  • Establish time table
  • Determine valuation expectations and enterprise value
  • Complete necessary tax planning (if not already in place)
  • Identify unique factors impacting exit options
  • Establish key milestones that have to be achieved
  • Identify key relationships that have to be solidified
  • Identify key contracts that have to be won or completed

Required Preparation (just a few of the items to think about):

  • Prepare Due Diligence binders
  • Review contracts – (current, signed, identify change of control issues)
  • Review licenses and any open source code compliance
  • Ensure financial information is current – taxes paid, banking relations strong, etc.
  • Review and challenge budget, forecasts, and assumptions
  • Put in place a process to benchmark competitors
  • Gather intelligence on potential buyers
  • Identify key challenges or problems
  • Address concerns around confidentiality
  • Identify and deal with any “skeletons in the closet”

Valuation, Terms & Conditions: At the end of the day, the only number that really matters is what a buyer is willing to pay for your business.  You can look at valuing your company by Discounted Cash Flow, Net Book Value, Liquidation Value, Replacement Value, comparables of recent transactions, public company comparables with multiples of sales, EBITDA, or net income but it all comes down to what someone is willing to pay and then it’s up to you to make the decision.

The value of your business is a moving target.

Valuation is both an art and a science.

What we have attempted to do is put together just a small number of the issues that must be dealt with as you move into a sale process.  Q1 Capital has been successfully meeting the unique M&A and financial advisory needs of private Canadian companies for the past fourteen years.  We are known as straight shooters, honest, persistent, and have an excellent track record for execution.  Give us a call.  We’re always happy to learn about your business and assist you in understanding the value of bringing Q1 Capital on board.

Posted in: Selling Your Business

Leave a Comment (0) →
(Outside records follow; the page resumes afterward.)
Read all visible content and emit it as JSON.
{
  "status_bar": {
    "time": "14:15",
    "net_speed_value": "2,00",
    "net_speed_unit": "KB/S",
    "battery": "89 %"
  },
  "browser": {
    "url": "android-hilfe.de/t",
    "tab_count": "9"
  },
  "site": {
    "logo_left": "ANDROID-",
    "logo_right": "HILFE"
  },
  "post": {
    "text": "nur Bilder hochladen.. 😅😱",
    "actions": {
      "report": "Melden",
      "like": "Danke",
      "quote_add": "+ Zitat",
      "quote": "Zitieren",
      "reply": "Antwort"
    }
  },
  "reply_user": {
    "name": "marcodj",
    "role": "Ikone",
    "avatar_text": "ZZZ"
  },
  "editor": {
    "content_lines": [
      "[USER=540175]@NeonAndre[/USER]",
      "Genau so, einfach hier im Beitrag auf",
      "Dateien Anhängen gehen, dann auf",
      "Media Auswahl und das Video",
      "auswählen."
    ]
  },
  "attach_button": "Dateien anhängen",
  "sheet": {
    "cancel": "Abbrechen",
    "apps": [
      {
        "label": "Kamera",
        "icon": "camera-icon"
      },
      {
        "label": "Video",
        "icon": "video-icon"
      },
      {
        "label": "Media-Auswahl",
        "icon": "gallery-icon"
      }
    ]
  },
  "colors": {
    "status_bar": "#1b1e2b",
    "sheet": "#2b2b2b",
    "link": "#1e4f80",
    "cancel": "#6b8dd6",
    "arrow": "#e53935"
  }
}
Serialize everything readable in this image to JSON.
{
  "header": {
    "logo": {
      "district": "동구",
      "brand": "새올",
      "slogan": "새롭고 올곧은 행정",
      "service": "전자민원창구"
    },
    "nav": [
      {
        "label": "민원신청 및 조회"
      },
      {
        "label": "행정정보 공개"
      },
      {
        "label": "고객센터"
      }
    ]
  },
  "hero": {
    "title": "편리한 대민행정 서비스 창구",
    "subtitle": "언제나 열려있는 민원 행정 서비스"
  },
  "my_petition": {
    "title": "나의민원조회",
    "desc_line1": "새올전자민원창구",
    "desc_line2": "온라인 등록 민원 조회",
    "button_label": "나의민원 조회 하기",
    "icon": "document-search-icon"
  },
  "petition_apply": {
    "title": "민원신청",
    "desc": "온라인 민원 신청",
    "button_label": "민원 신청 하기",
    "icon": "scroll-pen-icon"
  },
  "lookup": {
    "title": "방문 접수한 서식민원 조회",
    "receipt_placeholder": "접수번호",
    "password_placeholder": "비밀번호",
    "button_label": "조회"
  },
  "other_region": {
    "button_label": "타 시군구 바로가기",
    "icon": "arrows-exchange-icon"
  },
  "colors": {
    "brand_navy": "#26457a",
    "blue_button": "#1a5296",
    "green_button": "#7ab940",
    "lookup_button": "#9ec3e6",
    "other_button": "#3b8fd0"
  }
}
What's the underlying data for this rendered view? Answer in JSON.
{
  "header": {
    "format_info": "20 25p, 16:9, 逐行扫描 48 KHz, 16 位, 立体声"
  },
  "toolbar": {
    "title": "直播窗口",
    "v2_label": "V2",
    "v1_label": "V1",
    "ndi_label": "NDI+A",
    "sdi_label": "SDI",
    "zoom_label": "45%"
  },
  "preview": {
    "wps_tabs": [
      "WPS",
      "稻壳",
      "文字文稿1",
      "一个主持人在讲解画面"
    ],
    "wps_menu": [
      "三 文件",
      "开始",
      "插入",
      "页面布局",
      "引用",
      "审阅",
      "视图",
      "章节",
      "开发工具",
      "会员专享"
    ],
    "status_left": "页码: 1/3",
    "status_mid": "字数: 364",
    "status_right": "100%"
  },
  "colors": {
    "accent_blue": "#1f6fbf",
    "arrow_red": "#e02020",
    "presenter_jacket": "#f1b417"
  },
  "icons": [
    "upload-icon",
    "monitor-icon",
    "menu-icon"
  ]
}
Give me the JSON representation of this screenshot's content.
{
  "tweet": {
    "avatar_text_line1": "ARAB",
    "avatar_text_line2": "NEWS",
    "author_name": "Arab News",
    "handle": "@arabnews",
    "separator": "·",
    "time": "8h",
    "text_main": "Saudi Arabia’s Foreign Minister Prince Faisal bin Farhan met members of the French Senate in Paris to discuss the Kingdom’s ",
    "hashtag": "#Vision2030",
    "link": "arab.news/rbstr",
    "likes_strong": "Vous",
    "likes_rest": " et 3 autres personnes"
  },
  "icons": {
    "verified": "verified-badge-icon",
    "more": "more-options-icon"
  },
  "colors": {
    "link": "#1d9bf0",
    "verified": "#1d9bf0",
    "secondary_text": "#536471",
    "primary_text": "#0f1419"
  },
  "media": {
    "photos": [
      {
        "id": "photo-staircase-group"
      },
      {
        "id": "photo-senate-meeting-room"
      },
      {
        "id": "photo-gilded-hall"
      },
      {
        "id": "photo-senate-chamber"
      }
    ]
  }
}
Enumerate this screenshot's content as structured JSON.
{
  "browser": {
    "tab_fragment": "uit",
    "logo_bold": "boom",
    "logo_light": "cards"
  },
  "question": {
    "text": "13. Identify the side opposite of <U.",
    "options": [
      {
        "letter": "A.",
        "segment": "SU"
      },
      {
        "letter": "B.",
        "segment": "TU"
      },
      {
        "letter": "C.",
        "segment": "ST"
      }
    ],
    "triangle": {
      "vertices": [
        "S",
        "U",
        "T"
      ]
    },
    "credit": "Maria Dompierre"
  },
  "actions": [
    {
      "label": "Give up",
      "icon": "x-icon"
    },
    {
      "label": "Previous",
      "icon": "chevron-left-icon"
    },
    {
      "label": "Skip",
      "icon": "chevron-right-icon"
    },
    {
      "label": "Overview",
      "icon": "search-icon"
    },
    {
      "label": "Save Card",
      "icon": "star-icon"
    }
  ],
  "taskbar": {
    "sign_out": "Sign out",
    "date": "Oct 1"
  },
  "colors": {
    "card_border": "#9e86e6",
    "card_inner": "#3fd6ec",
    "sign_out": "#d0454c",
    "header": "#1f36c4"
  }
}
These are some questions you are going to want to answer if you are thinking of selling your business yourself.

Business owners are often uncertain as to whether they should attempt to sell their business themselves or hire a banker to manage the process.  On one hand, the business owner looks at the process of selling a business and may think that the skills that they have used to build and market their business and products are the same as those necessary to sell the business.  On the other hand, having a banker run and complete the sale sounds expensive.  If you’re wondering where to start in your decision making process, take the time to honestly answer the following questions.  Some of the answers may be easy, some a little harder, but if at the end of the process you have not arrived a clear set of answers then it’s time to meet with a couple of bankers.

  1. What experience do I have in selling a business? It’s important to understand that selling a business is not like selling a house.
  2. What is my business worth and how do I support my view on valuation?
  3. Who is going to acquire my business?
  4. How long will it take to sell my business? Do I fully understand the time and resources it will take for me to sell the business?
  5. Can I operate my business, look for a buyer, and manage the entire sale process at the same time?
  6. Am I a good negotiator?

Posted in: Selling Your Business

Leave a Comment (0) →